[Data about app and page elements]
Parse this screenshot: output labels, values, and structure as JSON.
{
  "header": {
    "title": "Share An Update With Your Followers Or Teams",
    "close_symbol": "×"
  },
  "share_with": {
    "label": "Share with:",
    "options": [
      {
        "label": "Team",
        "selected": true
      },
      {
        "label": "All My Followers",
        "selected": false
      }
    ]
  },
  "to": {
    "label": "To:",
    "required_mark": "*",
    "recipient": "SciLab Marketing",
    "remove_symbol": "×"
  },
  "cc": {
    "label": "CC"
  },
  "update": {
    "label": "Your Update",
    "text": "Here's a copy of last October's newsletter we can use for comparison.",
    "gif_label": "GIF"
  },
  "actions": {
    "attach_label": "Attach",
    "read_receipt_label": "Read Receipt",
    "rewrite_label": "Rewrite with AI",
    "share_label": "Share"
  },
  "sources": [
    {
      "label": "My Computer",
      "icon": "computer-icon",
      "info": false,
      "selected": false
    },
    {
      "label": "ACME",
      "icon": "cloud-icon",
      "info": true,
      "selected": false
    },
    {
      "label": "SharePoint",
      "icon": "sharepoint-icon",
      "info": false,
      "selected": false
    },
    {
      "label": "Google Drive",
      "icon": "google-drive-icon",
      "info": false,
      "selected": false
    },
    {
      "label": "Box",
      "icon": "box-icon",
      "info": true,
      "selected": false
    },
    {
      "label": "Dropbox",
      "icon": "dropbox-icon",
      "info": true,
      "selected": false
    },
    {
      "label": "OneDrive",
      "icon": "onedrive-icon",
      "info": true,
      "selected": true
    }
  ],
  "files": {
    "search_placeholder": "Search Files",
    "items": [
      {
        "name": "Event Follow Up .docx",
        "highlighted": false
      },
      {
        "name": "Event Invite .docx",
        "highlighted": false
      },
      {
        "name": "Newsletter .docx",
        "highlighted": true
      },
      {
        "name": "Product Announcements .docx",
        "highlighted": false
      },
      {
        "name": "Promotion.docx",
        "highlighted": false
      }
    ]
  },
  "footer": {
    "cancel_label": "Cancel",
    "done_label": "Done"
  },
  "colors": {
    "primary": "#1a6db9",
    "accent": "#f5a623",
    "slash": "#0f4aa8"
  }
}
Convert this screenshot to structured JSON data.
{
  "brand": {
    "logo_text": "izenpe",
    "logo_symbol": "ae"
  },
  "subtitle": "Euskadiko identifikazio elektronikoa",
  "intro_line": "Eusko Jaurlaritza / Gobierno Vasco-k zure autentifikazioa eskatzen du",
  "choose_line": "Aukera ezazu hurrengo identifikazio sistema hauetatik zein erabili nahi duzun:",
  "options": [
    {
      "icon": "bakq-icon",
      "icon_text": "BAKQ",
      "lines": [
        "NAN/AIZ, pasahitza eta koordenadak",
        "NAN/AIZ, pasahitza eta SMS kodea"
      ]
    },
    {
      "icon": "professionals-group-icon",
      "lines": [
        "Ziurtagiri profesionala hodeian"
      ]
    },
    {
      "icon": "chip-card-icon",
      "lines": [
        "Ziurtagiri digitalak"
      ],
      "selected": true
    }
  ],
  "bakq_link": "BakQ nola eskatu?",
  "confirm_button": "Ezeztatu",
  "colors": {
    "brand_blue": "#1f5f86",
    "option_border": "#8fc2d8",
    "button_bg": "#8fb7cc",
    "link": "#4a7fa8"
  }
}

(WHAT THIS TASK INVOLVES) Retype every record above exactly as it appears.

(EXPECTED ANSWER)
Parse this screenshot: output labels, values, and structure as JSON.
{
  "header": {
    "title": "Share An Update With Your Followers Or Teams",
    "close_symbol": "×"
  },
  "share_with": {
    "label": "Share with:",
    "options": [
      {
        "label": "Team",
        "selected": true
      },
      {
        "label": "All My Followers",
        "selected": false
      }
    ]
  },
  "to": {
    "label": "To:",
    "required_mark": "*",
    "recipient": "SciLab Marketing",
    "remove_symbol": "×"
  },
  "cc": {
    "label": "CC"
  },
  "update": {
    "label": "Your Update",
    "text": "Here's a copy of last October's newsletter we can use for comparison.",
    "gif_label": "GIF"
  },
  "actions": {
    "attach_label": "Attach",
    "read_receipt_label": "Read Receipt",
    "rewrite_label": "Rewrite with AI",
    "share_label": "Share"
  },
  "sources": [
    {
      "label": "My Computer",
      "icon": "computer-icon",
      "info": false,
      "selected": false
    },
    {
      "label": "ACME",
      "icon": "cloud-icon",
      "info": true,
      "selected": false
    },
    {
      "label": "SharePoint",
      "icon": "sharepoint-icon",
      "info": false,
      "selected": false
    },
    {
      "label": "Google Drive",
      "icon": "google-drive-icon",
      "info": false,
      "selected": false
    },
    {
      "label": "Box",
      "icon": "box-icon",
      "info": true,
      "selected": false
    },
    {
      "label": "Dropbox",
      "icon": "dropbox-icon",
      "info": true,
      "selected": false
    },
    {
      "label": "OneDrive",
      "icon": "onedrive-icon",
      "info": true,
      "selected": true
    }
  ],
  "files": {
    "search_placeholder": "Search Files",
    "items": [
      {
        "name": "Event Follow Up .docx",
        "highlighted": false
      },
      {
        "name": "Event Invite .docx",
        "highlighted": false
      },
      {
        "name": "Newsletter .docx",
        "highlighted": true
      },
      {
        "name": "Product Announcements .docx",
        "highlighted": false
      },
      {
        "name": "Promotion.docx",
        "highlighted": false
      }
    ]
  },
  "footer": {
    "cancel_label": "Cancel",
    "done_label": "Done"
  },
  "colors": {
    "primary": "#1a6db9",
    "accent": "#f5a623",
    "slash": "#0f4aa8"
  }
}
Convert this screenshot to structured JSON data.
{
  "brand": {
    "logo_text": "izenpe",
    "logo_symbol": "ae"
  },
  "subtitle": "Euskadiko identifikazio elektronikoa",
  "intro_line": "Eusko Jaurlaritza / Gobierno Vasco-k zure autentifikazioa eskatzen du",
  "choose_line": "Aukera ezazu hurrengo identifikazio sistema hauetatik zein erabili nahi duzun:",
  "options": [
    {
      "icon": "bakq-icon",
      "icon_text": "BAKQ",
      "lines": [
        "NAN/AIZ, pasahitza eta koordenadak",
        "NAN/AIZ, pasahitza eta SMS kodea"
      ]
    },
    {
      "icon": "professionals-group-icon",
      "lines": [
        "Ziurtagiri profesionala hodeian"
      ]
    },
    {
      "icon": "chip-card-icon",
      "lines": [
        "Ziurtagiri digitalak"
      ],
      "selected": true
    }
  ],
  "bakq_link": "BakQ nola eskatu?",
  "confirm_button": "Ezeztatu",
  "colors": {
    "brand_blue": "#1f5f86",
    "option_border": "#8fc2d8",
    "button_bg": "#8fb7cc",
    "link": "#4a7fa8"
  }
}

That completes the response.